There’s no doubt that truckload capacity has been exiting the market, but capacity also has been entering the market. More than 21,000 new motor carriers registered with the US Department of Transportation as for-hire, active carriers from June 2018 through June 2019. More than 16,500 of them were one- to six-truck fleets, according to QualifiedCarriers.com.
“Persistent oversupply of capacity” is how Schneider National CEO Mark Rourke described 2019 in a third-quarter earnings call. He said 2019 “has lacked the typical seasonal patterns of capacity tightening due to things like spring, produce, or summer beverage seasons.” Schneider did see a pickup in September and October, but Rourke characterized it as “well below the frothy conditions of last year.”
Slamming on the brakes
Truck orders and production are about to drop after two booming years. In 2019, US and Canadian companies bought between 310,000 and 320,000 Class 8 trucks, according to Paccar, which makes Kenworth- and Peterbilt-brand trucks. The manufacturer expects Class 8 retail sales in 2020 to drop to a range of 230,000 to 260,000 trucks, which it said is “in line with normal replacement demand.”
Going into 2020, “there is a bit more tension around the supply side,” Rourke said.
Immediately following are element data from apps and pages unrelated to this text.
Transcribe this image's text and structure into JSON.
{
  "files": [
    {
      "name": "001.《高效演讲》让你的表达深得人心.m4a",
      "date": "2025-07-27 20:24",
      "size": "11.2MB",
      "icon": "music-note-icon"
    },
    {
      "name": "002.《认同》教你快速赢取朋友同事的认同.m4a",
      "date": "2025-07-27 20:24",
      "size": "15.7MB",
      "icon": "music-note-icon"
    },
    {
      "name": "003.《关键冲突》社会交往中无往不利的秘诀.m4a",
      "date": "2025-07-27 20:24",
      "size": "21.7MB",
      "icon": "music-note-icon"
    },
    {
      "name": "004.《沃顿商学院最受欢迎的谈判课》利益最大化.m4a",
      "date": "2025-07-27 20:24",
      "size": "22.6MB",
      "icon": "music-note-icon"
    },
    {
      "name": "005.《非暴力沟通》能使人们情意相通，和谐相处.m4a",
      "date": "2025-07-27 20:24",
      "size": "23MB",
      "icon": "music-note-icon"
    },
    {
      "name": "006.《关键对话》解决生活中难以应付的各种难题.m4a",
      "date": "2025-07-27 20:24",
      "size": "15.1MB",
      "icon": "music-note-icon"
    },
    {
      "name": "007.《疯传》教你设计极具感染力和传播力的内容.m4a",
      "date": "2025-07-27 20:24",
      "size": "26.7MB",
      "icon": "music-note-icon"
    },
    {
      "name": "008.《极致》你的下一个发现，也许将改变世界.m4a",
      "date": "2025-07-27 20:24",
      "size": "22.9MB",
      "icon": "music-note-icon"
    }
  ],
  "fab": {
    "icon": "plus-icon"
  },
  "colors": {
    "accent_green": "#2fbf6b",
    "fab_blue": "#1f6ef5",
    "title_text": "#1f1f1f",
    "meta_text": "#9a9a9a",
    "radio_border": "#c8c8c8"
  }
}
If rates are to increase next year, “the supply side will be the key catalyst.” Shippers can expect large truckload carriers such as Schneider to manage capacity carefully. That may mean a reduction in fleet sizes — already under way at some large companies — or very targeted additions.
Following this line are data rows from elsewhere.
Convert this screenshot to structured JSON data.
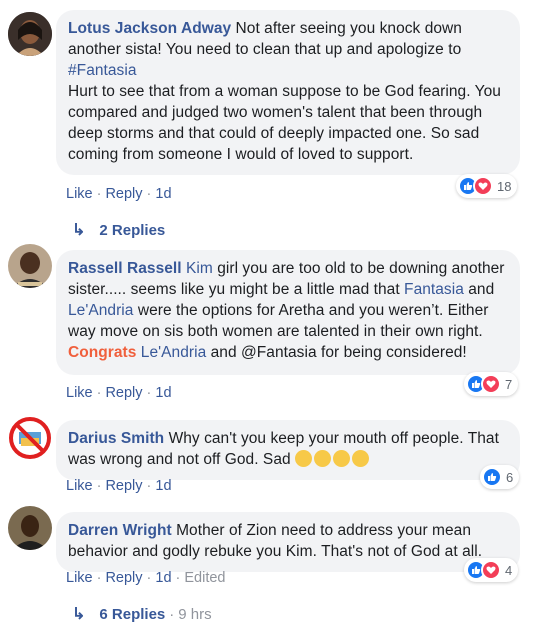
{
  "comments": [
    {
      "author": "Lotus Jackson Adway",
      "text_1": "Not after seeing you knock down another sista! You need to clean that up and apologize to ",
      "hashtag": "#Fantasia",
      "text_2": "Hurt to see that from a woman suppose to be God fearing. You compared and judged two women's talent that been through deep storms and that could of deeply impacted one. So sad coming from someone I would of loved to support.",
      "like": "Like",
      "reply": "Reply",
      "time": "1d",
      "reaction_count": "18",
      "replies": "2 Replies"
    },
    {
      "author": "Rassell Rassell",
      "mention_1": "Kim",
      "text_1": " girl you are too old to be downing another sister..... seems like yu might be a little mad that ",
      "mention_2": "Fantasia",
      "text_2": " and ",
      "mention_3": "Le'Andria",
      "text_3": " were the options for Aretha and you weren’t. Either way move on sis both women are talented in their own right. ",
      "congrats": "Congrats",
      "text_4": " ",
      "mention_4": "Le'Andria",
      "text_5": " and @Fantasia for being considered!",
      "like": "Like",
      "reply": "Reply",
      "time": "1d",
      "reaction_count": "7"
    },
    {
      "author": "Darius Smith",
      "text_1": "Why can't you keep your mouth off people. That was wrong and not off God. Sad",
      "like": "Like",
      "reply": "Reply",
      "time": "1d",
      "reaction_count": "6"
    },
    {
      "author": "Darren Wright",
      "text_1": "Mother of Zion need to address your mean behavior and godly rebuke you Kim. That's not of God at all.",
      "like": "Like",
      "reply": "Reply",
      "time": "1d",
      "edited": "Edited",
      "reaction_count": "4",
      "replies": "6 Replies",
      "replies_time": "9 hrs"
    }
  ],
  "colors": {
    "link": "#385898",
    "bubble": "#f2f3f5",
    "like": "#1877f2",
    "love": "#f33e58",
    "congrats": "#f05f3c"
  }
}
“I wouldn’t see us, at this juncture, putting a lot of growth into the for-hire network,” Rourke said. “It would be more in those specialty areas,” such as dedicated carriage and bulk tank truck.
The JOC Truckload Capacity Index (TCI) confirms large carriers have curbed their previously rapid fleet expansion. The JOC TCI carriers increased their combined tractor count only 0.7 percent year over year in the third quarter, in effect barring the gates against new trucks. That compares with an annualized tractor count increase of 9.1 percent in the first quarter.
Trucking companies aren’t likely to cut their way to pricing power. And the rate increases predicted by DAT, for example, are a far cry from the double-digit pricing surge of 2018. What seems to be taking shape is a more normal truckload market in 2020 after two highly abnormal years in 2018 and 2019 — barring an economic recession that, while possible, is not expected.
One challenge remains for all carriers: finding and keeping an adequate supply of experienced, qualified truck drivers. Various factors, including a national drug test information clearinghouse and rising insurance rates, will keep pressure on carriers to raise truck driver wages and experiment with apprentice programs to attract potential younger drivers.
Whether a carrier has three trucks or 3,000, good drivers apparently are difficult to find. The rising cost of recruiting and keeping them ultimately will rebound to the shipper in the form of higher rates, even when freight demand is soft. Shippers can expect rising operating costs to be flagged by providers as the predominant reason for truckload rate increases in 2020.